Whether it is wise that an order attempt to define its own effect on others than parties to the action when the law has already done so is not for us to say. We cannot say that "successors and assigns" as well as "officers and agents" may not under some circumstances be among those reached by the order within the scope of Rule 65 and hence cannot say that it is not a permissible provision.
MR. CHIEF JUSTICE STONE, dissenting, with whom MR. JUSTICE ROBERTS and MR. JUSTICE REED concur.
An injunction is a continuing threat to those named as subject to it, of the pains of contempt proceedings if they disobey its provisions.
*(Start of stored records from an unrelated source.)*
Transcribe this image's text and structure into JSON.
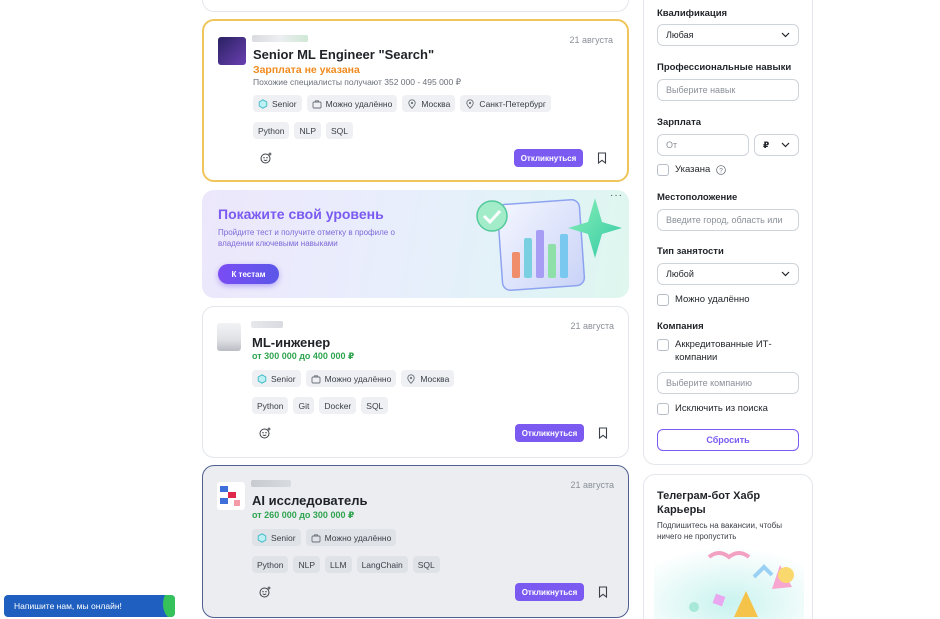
{
  "vacancies": [
    {
      "title": "Senior ML Engineer \"Search\"",
      "date": "21 августа",
      "salary": "Зарплата не указана",
      "similar": "Похожие специалисты получают 352 000 - 495 000 ₽",
      "tags": [
        "Senior",
        "Можно удалённо",
        "Москва",
        "Санкт-Петербург"
      ],
      "skills": [
        "Python",
        "NLP",
        "SQL"
      ],
      "apply_label": "Откликнуться"
    },
    {
      "title": "ML-инженер",
      "date": "21 августа",
      "salary": "от 300 000 до 400 000 ₽",
      "tags": [
        "Senior",
        "Можно удалённо",
        "Москва"
      ],
      "skills": [
        "Python",
        "Git",
        "Docker",
        "SQL"
      ],
      "apply_label": "Откликнуться"
    },
    {
      "title": "AI исследователь",
      "date": "21 августа",
      "salary": "от 260 000 до 300 000 ₽",
      "tags": [
        "Senior",
        "Можно удалённо"
      ],
      "skills": [
        "Python",
        "NLP",
        "LLM",
        "LangChain",
        "SQL"
      ],
      "apply_label": "Откликнуться"
    }
  ],
  "banner": {
    "title": "Покажите свой уровень",
    "subtitle": "Пройдите тест и получите отметку в профиле о владении ключевыми навыками",
    "button": "К тестам",
    "more": "···"
  },
  "filters": {
    "qualification_label": "Квалификация",
    "qualification_value": "Любая",
    "skills_label": "Профессиональные навыки",
    "skills_placeholder": "Выберите навык",
    "salary_label": "Зарплата",
    "salary_placeholder": "От",
    "currency": "₽",
    "salary_specified": "Указана",
    "location_label": "Местоположение",
    "location_placeholder": "Введите город, область или",
    "employment_label": "Тип занятости",
    "employment_value": "Любой",
    "remote": "Можно удалённо",
    "company_label": "Компания",
    "accredited": "Аккредитованные ИТ-компании",
    "company_placeholder": "Выберите компанию",
    "exclude": "Исключить из поиска",
    "reset": "Сбросить"
  },
  "telegram": {
    "title": "Телеграм-бот Хабр Карьеры",
    "subtitle": "Подпишитесь на вакансии, чтобы ничего не пропустить"
  },
  "chat": {
    "label": "Напишите нам, мы онлайн!"
  },
  "colors": {
    "accent": "#7a5af0",
    "salary_green": "#2ea44f",
    "salary_orange": "#f08a1c",
    "highlight_border": "#f0c55a"
  }
}
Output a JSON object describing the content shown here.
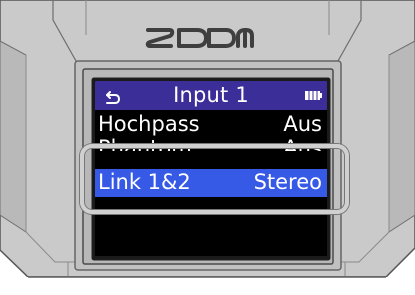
{
  "device": {
    "brand": "ZOOM"
  },
  "screen": {
    "title": "Input 1",
    "back_icon": "back-arrow-icon",
    "battery_icon": "battery-full-icon"
  },
  "menu": {
    "items": [
      {
        "label": "Hochpass",
        "value": "Aus",
        "state": "normal"
      },
      {
        "label": "Phantom",
        "value": "Aus",
        "state": "partially-hidden"
      },
      {
        "label": "Link 1&2",
        "value": "Stereo",
        "state": "selected"
      }
    ]
  },
  "colors": {
    "title_bar": "#3b2e98",
    "selected_row": "#3659e6",
    "screen_background": "#000000",
    "text": "#ffffff",
    "device_body": "#c9c9c9",
    "highlight_frame": "#d0d0d0"
  }
}
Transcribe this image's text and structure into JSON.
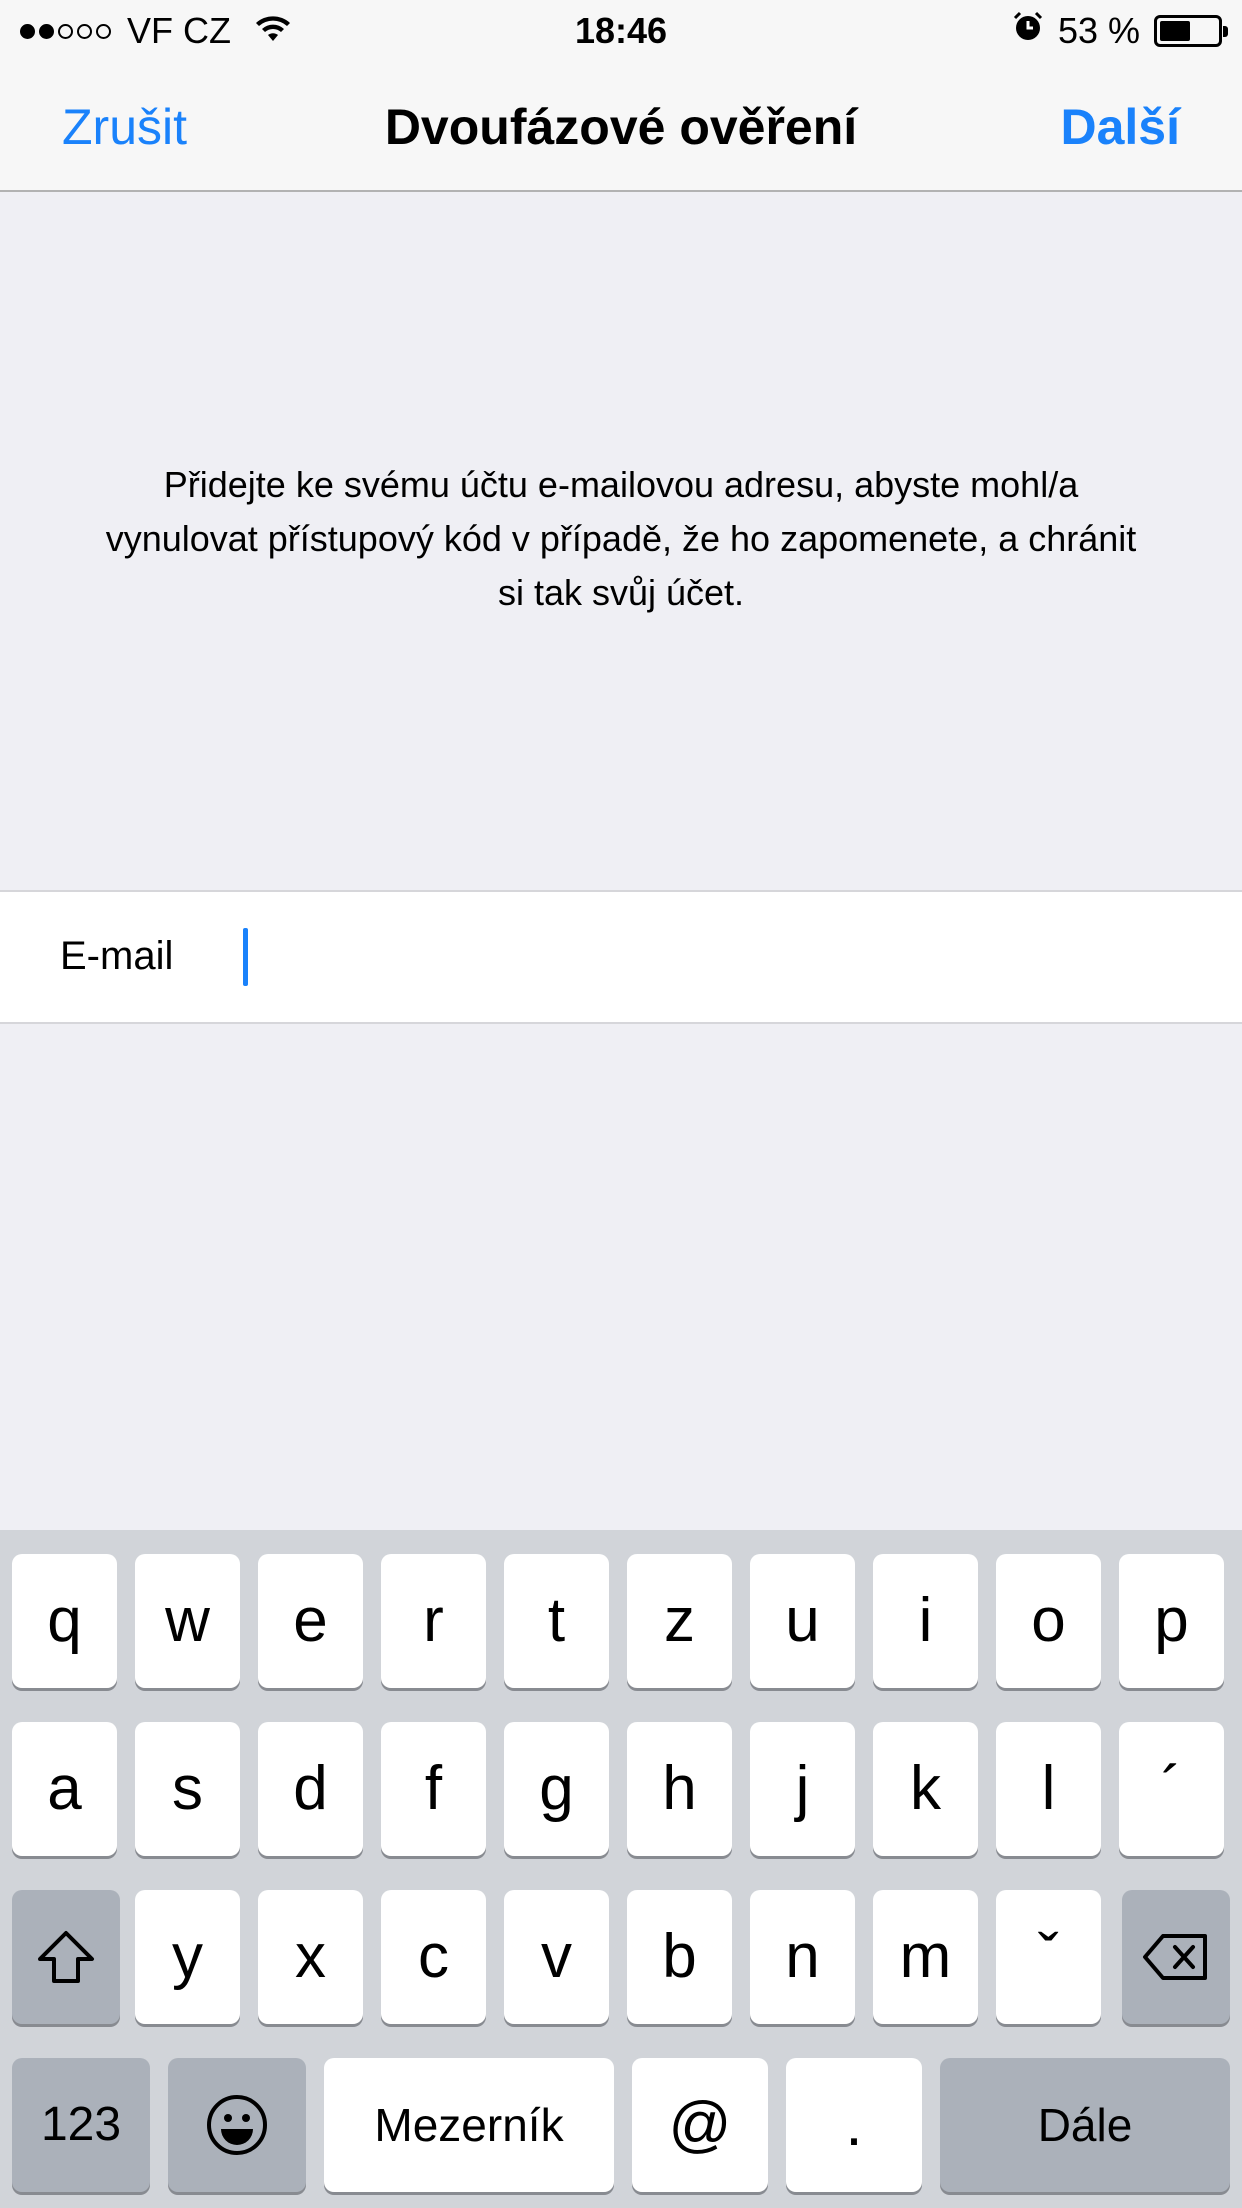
{
  "status_bar": {
    "carrier": "VF CZ",
    "time": "18:46",
    "battery_percent": "53 %",
    "battery_level": 0.53,
    "signal_strength": 2,
    "signal_max": 5
  },
  "nav": {
    "cancel_label": "Zrušit",
    "title": "Dvoufázové ověření",
    "next_label": "Další"
  },
  "description": "Přidejte ke svému účtu e-mailovou adresu, abyste mohl/a vynulovat přístupový kód v případě, že ho zapomenete, a chránit si tak svůj účet.",
  "email": {
    "label": "E-mail",
    "value": "",
    "placeholder": ""
  },
  "keyboard": {
    "row1": [
      "q",
      "w",
      "e",
      "r",
      "t",
      "z",
      "u",
      "i",
      "o",
      "p"
    ],
    "row2": [
      "a",
      "s",
      "d",
      "f",
      "g",
      "h",
      "j",
      "k",
      "l",
      "´"
    ],
    "row3": [
      "y",
      "x",
      "c",
      "v",
      "b",
      "n",
      "m",
      "ˇ"
    ],
    "numbers_label": "123",
    "space_label": "Mezerník",
    "at_label": "@",
    "dot_label": ".",
    "return_label": "Dále"
  },
  "colors": {
    "accent": "#1a82fb",
    "background": "#efeff4",
    "keyboard": "#d1d4d9"
  }
}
The opinion of the Court recognizes that the present injunction running against the employer's "successors and assigns" purports to include within its sweep some who are not subject to its command and is thus a threat to those over whom the Court has no authority. The opinion also admits that the persons who are bound by the present decree would be as effectively bound if the decree were to omit the words
It has long been deemed to be an abuse of power for a federal court to enjoin practices in which a defendant has not engaged and which are unrelated to those which may be properly enjoined. See Labor Board v. Express Publishing Co., 312 U.S. 426, and cases cited. To me it seems no less a misuse of authority for a court, as well as for the Labor Board itself, to threaten those who are not subject to its command. This is the more so where the tendency of the threat is to inflict an unauthorized penalty on the employer by deterring third persons from dealing with him to acquire his property and business, in circumstances in which that may lawfully be done.
That there have been numerous cases before this Court where the Board's order has not been challenged in this respect, is significant only as showing how extensive the abuse has become and how ready employers and the lower courts have been to acquiesce in threatened wrong when the injury seemed not to be immediate. But these are not reasons for our acquiescence, when the question is brought to us for decision for the first time. It is no part of the function of the Board or of courts to make unwarranted threats against suitors or innocent third persons. Such misleading and unwarranted use of the phrase should be avoided, either by striking it from the decree or so qualifying it as to designate the class of "successors and assigns" to whom it may be lawfully applied. Cf. Southport Co. v. Labor Board, 315 U.S. 100, 107.
It is suggested, at least inferentially, that Labor Board v. Express Publishing Co., 312 U.S. 426, is authority against the position of the Court in the case at bar. However, the order there under review contained these same words. Matter of Express Publishing Co., 13 N.L.R.B. 1213, 1226. While this Court limited the enforcement order in certain other respects, it did not strike the words "successors and assigns." The issue was not passed on, but its very absence from a case concerning permissible breadth of orders suggests the innocuous character of the provision as compared with that passed on in the Express case.